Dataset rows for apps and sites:
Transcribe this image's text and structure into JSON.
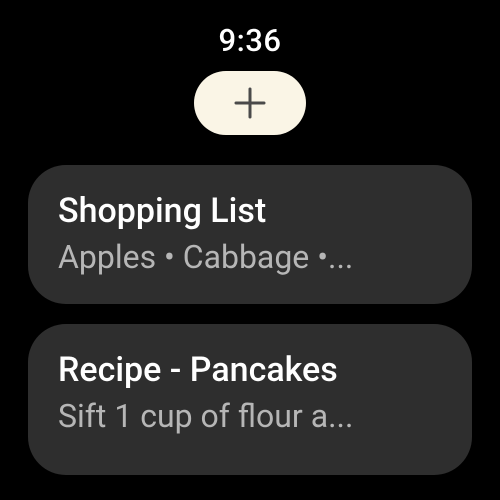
{
  "status": {
    "time": "9:36"
  },
  "add_button": {
    "icon_name": "plus-icon"
  },
  "notes": [
    {
      "title": "Shopping List",
      "subtitle": "Apples • Cabbage •..."
    },
    {
      "title": "Recipe - Pancakes",
      "subtitle": "Sift 1 cup of flour a..."
    }
  ]
}
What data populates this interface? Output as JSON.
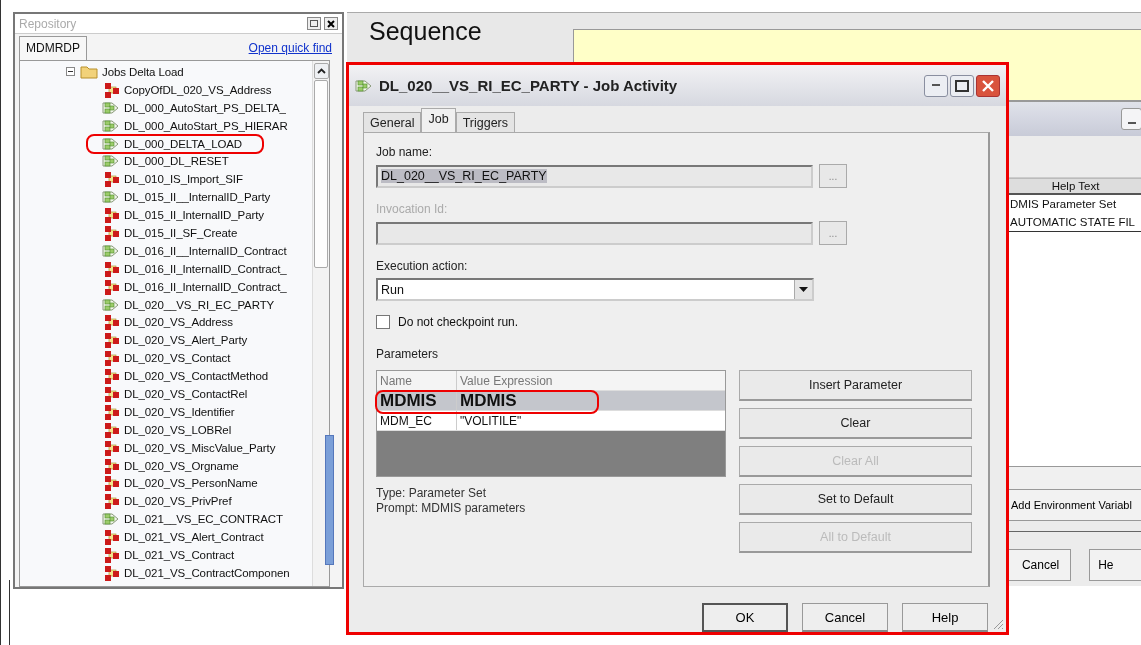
{
  "repository": {
    "title": "Repository",
    "tabs": [
      {
        "label": "MDMRDP",
        "selected": true
      }
    ],
    "link": "Open quick find",
    "tree": {
      "label": "Jobs Delta Load",
      "expanded": true,
      "children": [
        {
          "label": "CopyOfDL_020_VS_Address",
          "kind": "job",
          "highlighted": false
        },
        {
          "label": "DL_000_AutoStart_PS_DELTA_",
          "kind": "sequence",
          "highlighted": false
        },
        {
          "label": "DL_000_AutoStart_PS_HIERAR",
          "kind": "sequence",
          "highlighted": false
        },
        {
          "label": "DL_000_DELTA_LOAD",
          "kind": "sequence",
          "highlighted": true
        },
        {
          "label": "DL_000_DL_RESET",
          "kind": "sequence",
          "highlighted": false
        },
        {
          "label": "DL_010_IS_Import_SIF",
          "kind": "job",
          "highlighted": false
        },
        {
          "label": "DL_015_II__InternalID_Party",
          "kind": "sequence",
          "highlighted": false
        },
        {
          "label": "DL_015_II_InternalID_Party",
          "kind": "job",
          "highlighted": false
        },
        {
          "label": "DL_015_II_SF_Create",
          "kind": "job",
          "highlighted": false
        },
        {
          "label": "DL_016_II__InternalID_Contract",
          "kind": "sequence",
          "highlighted": false
        },
        {
          "label": "DL_016_II_InternalID_Contract_",
          "kind": "job",
          "highlighted": false
        },
        {
          "label": "DL_016_II_InternalID_Contract_",
          "kind": "job",
          "highlighted": false
        },
        {
          "label": "DL_020__VS_RI_EC_PARTY",
          "kind": "sequence",
          "highlighted": false
        },
        {
          "label": "DL_020_VS_Address",
          "kind": "job",
          "highlighted": false
        },
        {
          "label": "DL_020_VS_Alert_Party",
          "kind": "job",
          "highlighted": false
        },
        {
          "label": "DL_020_VS_Contact",
          "kind": "job",
          "highlighted": false
        },
        {
          "label": "DL_020_VS_ContactMethod",
          "kind": "job",
          "highlighted": false
        },
        {
          "label": "DL_020_VS_ContactRel",
          "kind": "job",
          "highlighted": false
        },
        {
          "label": "DL_020_VS_Identifier",
          "kind": "job",
          "highlighted": false
        },
        {
          "label": "DL_020_VS_LOBRel",
          "kind": "job",
          "highlighted": false
        },
        {
          "label": "DL_020_VS_MiscValue_Party",
          "kind": "job",
          "highlighted": false
        },
        {
          "label": "DL_020_VS_Orgname",
          "kind": "job",
          "highlighted": false
        },
        {
          "label": "DL_020_VS_PersonName",
          "kind": "job",
          "highlighted": false
        },
        {
          "label": "DL_020_VS_PrivPref",
          "kind": "job",
          "highlighted": false
        },
        {
          "label": "DL_021__VS_EC_CONTRACT",
          "kind": "sequence",
          "highlighted": false
        },
        {
          "label": "DL_021_VS_Alert_Contract",
          "kind": "job",
          "highlighted": false
        },
        {
          "label": "DL_021_VS_Contract",
          "kind": "job",
          "highlighted": false
        },
        {
          "label": "DL_021_VS_ContractComponen",
          "kind": "job",
          "highlighted": false
        }
      ]
    }
  },
  "canvas": {
    "title": "Sequence"
  },
  "background_window": {
    "column_header": "Help Text",
    "rows": [
      "DMIS Parameter Set",
      "AUTOMATIC STATE FIL"
    ],
    "buttons": [
      "Add Environment Variabl",
      "Cancel",
      "He"
    ]
  },
  "dialog": {
    "title": "DL_020__VS_RI_EC_PARTY - Job Activity",
    "highlighted": true,
    "tabs": [
      {
        "label": "General",
        "selected": false
      },
      {
        "label": "Job",
        "selected": true
      },
      {
        "label": "Triggers",
        "selected": false
      }
    ],
    "job_name": {
      "label": "Job name:",
      "value": "DL_020__VS_RI_EC_PARTY",
      "disabled": true,
      "browse": "..."
    },
    "invocation_id": {
      "label": "Invocation Id:",
      "disabled": true,
      "browse": "..."
    },
    "execution_action": {
      "label": "Execution action:",
      "value": "Run"
    },
    "checkpoint": {
      "label": "Do not checkpoint run.",
      "checked": false
    },
    "parameters": {
      "label": "Parameters",
      "columns": [
        "Name",
        "Value Expression"
      ],
      "rows": [
        {
          "name": "MDMIS",
          "value": "MDMIS",
          "selected": true,
          "highlighted": true
        },
        {
          "name": "MDM_EC",
          "value": "\"VOLITILE\"",
          "selected": false,
          "highlighted": false
        }
      ],
      "type": "Type: Parameter Set",
      "prompt": "Prompt: MDMIS parameters",
      "buttons": [
        {
          "label": "Insert Parameter",
          "disabled": false
        },
        {
          "label": "Clear",
          "disabled": false
        },
        {
          "label": "Clear All",
          "disabled": true
        },
        {
          "label": "Set to Default",
          "disabled": false
        },
        {
          "label": "All to Default",
          "disabled": true
        }
      ]
    },
    "footer_buttons": [
      "OK",
      "Cancel",
      "Help"
    ]
  }
}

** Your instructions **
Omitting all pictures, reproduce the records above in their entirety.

** Solution to this exercise **
Transcribe this image's text and structure into JSON.
{
  "status": {
    "time": "9:36"
  },
  "add_button": {
    "icon_name": "plus-icon"
  },
  "notes": [
    {
      "title": "Shopping List",
      "subtitle": "Apples • Cabbage •..."
    },
    {
      "title": "Recipe - Pancakes",
      "subtitle": "Sift 1 cup of flour a..."
    }
  ]
}
What data populates this interface? Output as JSON.
{
  "repository": {
    "title": "Repository",
    "tabs": [
      {
        "label": "MDMRDP",
        "selected": true
      }
    ],
    "link": "Open quick find",
    "tree": {
      "label": "Jobs Delta Load",
      "expanded": true,
      "children": [
        {
          "label": "CopyOfDL_020_VS_Address",
          "kind": "job",
          "highlighted": false
        },
        {
          "label": "DL_000_AutoStart_PS_DELTA_",
          "kind": "sequence",
          "highlighted": false
        },
        {
          "label": "DL_000_AutoStart_PS_HIERAR",
          "kind": "sequence",
          "highlighted": false
        },
        {
          "label": "DL_000_DELTA_LOAD",
          "kind": "sequence",
          "highlighted": true
        },
        {
          "label": "DL_000_DL_RESET",
          "kind": "sequence",
          "highlighted": false
        },
        {
          "label": "DL_010_IS_Import_SIF",
          "kind": "job",
          "highlighted": false
        },
        {
          "label": "DL_015_II__InternalID_Party",
          "kind": "sequence",
          "highlighted": false
        },
        {
          "label": "DL_015_II_InternalID_Party",
          "kind": "job",
          "highlighted": false
        },
        {
          "label": "DL_015_II_SF_Create",
          "kind": "job",
          "highlighted": false
        },
        {
          "label": "DL_016_II__InternalID_Contract",
          "kind": "sequence",
          "highlighted": false
        },
        {
          "label": "DL_016_II_InternalID_Contract_",
          "kind": "job",
          "highlighted": false
        },
        {
          "label": "DL_016_II_InternalID_Contract_",
          "kind": "job",
          "highlighted": false
        },
        {
          "label": "DL_020__VS_RI_EC_PARTY",
          "kind": "sequence",
          "highlighted": false
        },
        {
          "label": "DL_020_VS_Address",
          "kind": "job",
          "highlighted": false
        },
        {
          "label": "DL_020_VS_Alert_Party",
          "kind": "job",
          "highlighted": false
        },
        {
          "label": "DL_020_VS_Contact",
          "kind": "job",
          "highlighted": false
        },
        {
          "label": "DL_020_VS_ContactMethod",
          "kind": "job",
          "highlighted": false
        },
        {
          "label": "DL_020_VS_ContactRel",
          "kind": "job",
          "highlighted": false
        },
        {
          "label": "DL_020_VS_Identifier",
          "kind": "job",
          "highlighted": false
        },
        {
          "label": "DL_020_VS_LOBRel",
          "kind": "job",
          "highlighted": false
        },
        {
          "label": "DL_020_VS_MiscValue_Party",
          "kind": "job",
          "highlighted": false
        },
        {
          "label": "DL_020_VS_Orgname",
          "kind": "job",
          "highlighted": false
        },
        {
          "label": "DL_020_VS_PersonName",
          "kind": "job",
          "highlighted": false
        },
        {
          "label": "DL_020_VS_PrivPref",
          "kind": "job",
          "highlighted": false
        },
        {
          "label": "DL_021__VS_EC_CONTRACT",
          "kind": "sequence",
          "highlighted": false
        },
        {
          "label": "DL_021_VS_Alert_Contract",
          "kind": "job",
          "highlighted": false
        },
        {
          "label": "DL_021_VS_Contract",
          "kind": "job",
          "highlighted": false
        },
        {
          "label": "DL_021_VS_ContractComponen",
          "kind": "job",
          "highlighted": false
        }
      ]
    }
  },
  "canvas": {
    "title": "Sequence"
  },
  "background_window": {
    "column_header": "Help Text",
    "rows": [
      "DMIS Parameter Set",
      "AUTOMATIC STATE FIL"
    ],
    "buttons": [
      "Add Environment Variabl",
      "Cancel",
      "He"
    ]
  },
  "dialog": {
    "title": "DL_020__VS_RI_EC_PARTY - Job Activity",
    "highlighted": true,
    "tabs": [
      {
        "label": "General",
        "selected": false
      },
      {
        "label": "Job",
        "selected": true
      },
      {
        "label": "Triggers",
        "selected": false
      }
    ],
    "job_name": {
      "label": "Job name:",
      "value": "DL_020__VS_RI_EC_PARTY",
      "disabled": true,
      "browse": "..."
    },
    "invocation_id": {
      "label": "Invocation Id:",
      "disabled": true,
      "browse": "..."
    },
    "execution_action": {
      "label": "Execution action:",
      "value": "Run"
    },
    "checkpoint": {
      "label": "Do not checkpoint run.",
      "checked": false
    },
    "parameters": {
      "label": "Parameters",
      "columns": [
        "Name",
        "Value Expression"
      ],
      "rows": [
        {
          "name": "MDMIS",
          "value": "MDMIS",
          "selected": true,
          "highlighted": true
        },
        {
          "name": "MDM_EC",
          "value": "\"VOLITILE\"",
          "selected": false,
          "highlighted": false
        }
      ],
      "type": "Type: Parameter Set",
      "prompt": "Prompt: MDMIS parameters",
      "buttons": [
        {
          "label": "Insert Parameter",
          "disabled": false
        },
        {
          "label": "Clear",
          "disabled": false
        },
        {
          "label": "Clear All",
          "disabled": true
        },
        {
          "label": "Set to Default",
          "disabled": false
        },
        {
          "label": "All to Default",
          "disabled": true
        }
      ]
    },
    "footer_buttons": [
      "OK",
      "Cancel",
      "Help"
    ]
  }
}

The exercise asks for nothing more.